16. Paragraph 7.1 provides an introduction of the scope of this part of the Code, while paragraph 7.2 of the Code requires councillors, when considering applications such as that before the committee on 16 November, to take account of different points of view. Paragraph 7.3 similarly requires councillors to ensure that parties are dealt with fairly and are seen to act fairly in such matters. Finally, paragraph 7.4 requires councillors to avoid any impropriety or the suspicion of impropriety which might lead to a legal challenge.
17. In this regard I made the following findings of fact:
· The evidence taken at interview from the committee clerk’s notes and the statements made by the Interim Head of Planning, the legal adviser and the committee clerk did not identify any examples of bias or pre-determination.
· The respondent played a small part in the questioning of those who spoke at the hearing.
· The respondent listened to the submissions made by the objectors and by the applicant’s representative and asked questions .
· All those who wished to contribute to the hearing had been given an opportunity to do so.
18. In terms of paragraph 7.2 of the Code, the respondent’s duty was to take account of different points of view. The Code does not require the respondent to accept the views expressed, merely to take account of them when finally arriving at a decision. The hearing lasted two hours and there were contributions from almost all councillors present. Accordingly, I concluded that the respondent had not breached paragraph 7.2 of the Code.
19. To constitute a breach of paragraph 7.3, there must be evidence that the respondent showed bias or pre-determination in his actions. His motion to approve the application was supported by his statement to the committee that, in comparing this proposed poultry farm to one near his own property, there were no issues. His statement at interview went further in that he did not consider the application was extraordinary. The respondent’s motion to approve the application was the first recorded point at which he had expressed a view either way on this application. To establish bias or pre-determination there must be evidence of a councillor having adopted a position for or against an application prior to all the relevant information being presented. In this case there is no evidence of such behaviour by the respondent. Accordingly, I did not consider that the respondent’s actions amounted to bias or pre-determination and therefore I concluded that his actions did not amount to a breach of paragraph 7.3 of the Code.
20. The terms of paragraph 7.4 are limited to circumstances where decisions might be legally challenged. The decision to approve the application was taken in accordance with the Council’s standing orders and a majority of councillors voted in favour of approving the application.
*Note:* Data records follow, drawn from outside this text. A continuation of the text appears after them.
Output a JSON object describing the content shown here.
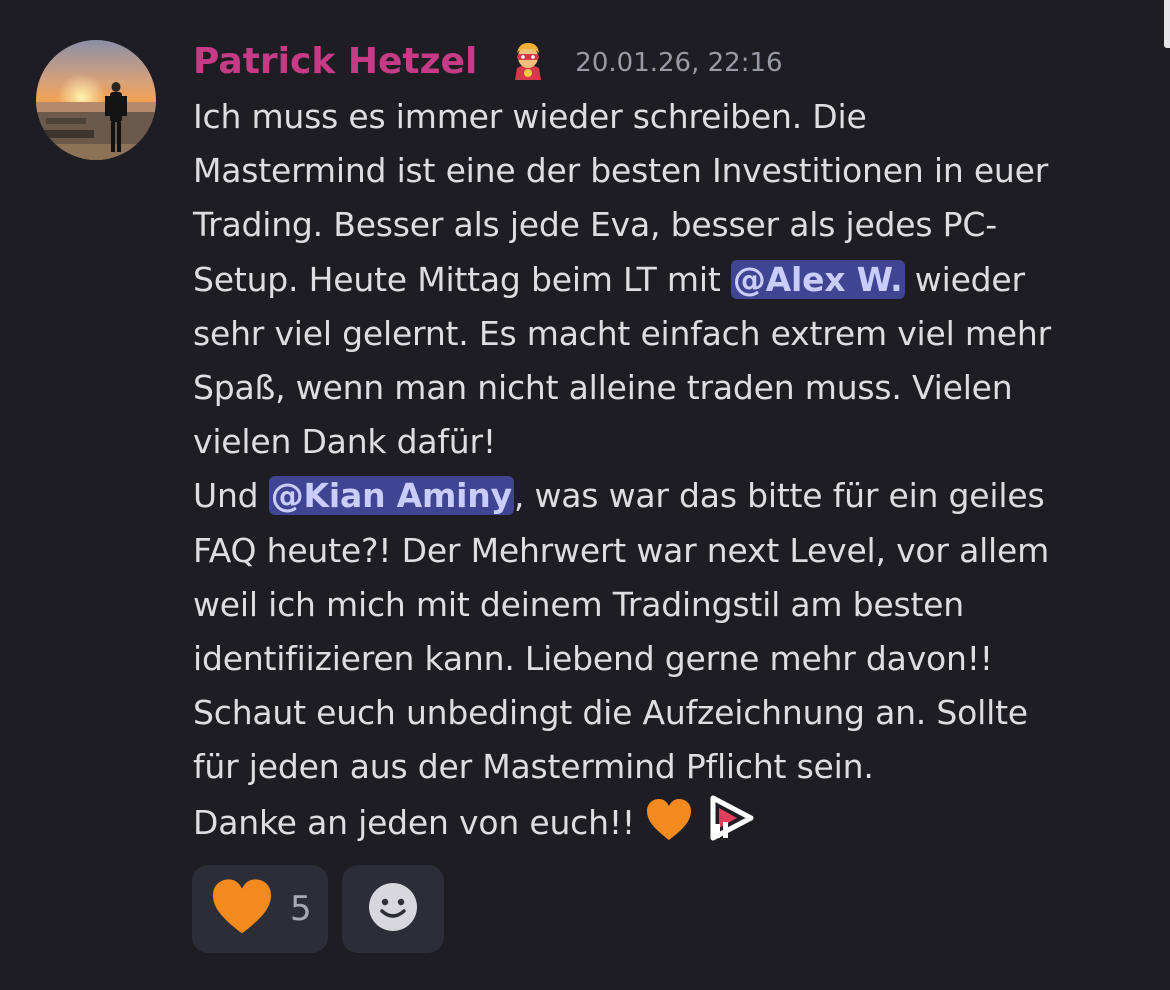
{
  "message": {
    "author": "Patrick Hetzel",
    "timestamp": "20.01.26, 22:16",
    "role_icon": "superhero-emoji-icon",
    "lines": {
      "l1": "Ich muss es immer wieder schreiben. Die",
      "l2": "Mastermind ist eine der besten Investitionen in euer",
      "l3": "Trading. Besser als jede Eva, besser als jedes PC-",
      "l4_before": "Setup. Heute Mittag beim LT mit ",
      "l4_mention": "@Alex W.",
      "l4_after": " wieder",
      "l5": "sehr viel gelernt. Es macht einfach extrem viel mehr",
      "l6": "Spaß, wenn man nicht alleine traden muss. Vielen",
      "l7": "vielen Dank dafür!",
      "l8_before": "Und ",
      "l8_mention": "@Kian Aminy",
      "l8_after": ", was war das bitte für ein geiles",
      "l9": "FAQ heute?! Der Mehrwert war next Level, vor allem",
      "l10": "weil ich mich mit deinem Tradingstil am besten",
      "l11": "identifiizieren kann. Liebend gerne mehr davon!!",
      "l12": "Schaut euch unbedingt die Aufzeichnung an. Sollte",
      "l13": "für jeden aus der Mastermind Pflicht sein.",
      "l14": "Danke an jeden von euch!! "
    },
    "inline_emojis": [
      "orange-heart-icon",
      "custom-logo-icon"
    ]
  },
  "reactions": [
    {
      "icon": "orange-heart-icon",
      "count": "5"
    },
    {
      "icon": "add-reaction-smiley-icon"
    }
  ],
  "colors": {
    "background": "#1d1d23",
    "username": "#c63b86",
    "mention_bg": "#3f4593",
    "text": "#dddde2",
    "reaction_bg": "#2c2d36"
  }
}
There was no evidence that any action taken by the respondent could have been regarded as improper and therefore constituted the basis of a legal challenge to that decision. In the circumstances, I concluded that the respondent had not breached paragraph 7.4 of the Code.
21. Finally, the complainers alleged that the respondent had breached paragraph 7.12 of the Code. This part of the Code deals with councillors who have either a financial or non-financial interest in a matter which is before them for determination. In cases where an interest is evident the councillors should declare such interest and withdraw from the meeting
22. In this case, it was alleged that the respondent had a personal agenda. Neither of the complainers who were interviewed could provide any evidence of an interest which would have required the respondent to declare it and withdraw. As there was no evidence of the respondent having had a declarable interest, I concluded that there had been no breach of paragraph 7.12 of the Code
23. Having considered the information that arose from my investigation, I concluded that, Councillor Tom Gray had not contravened the Councillors’ Code of Conduct.
91 Haymarket Terrace
2 June 2017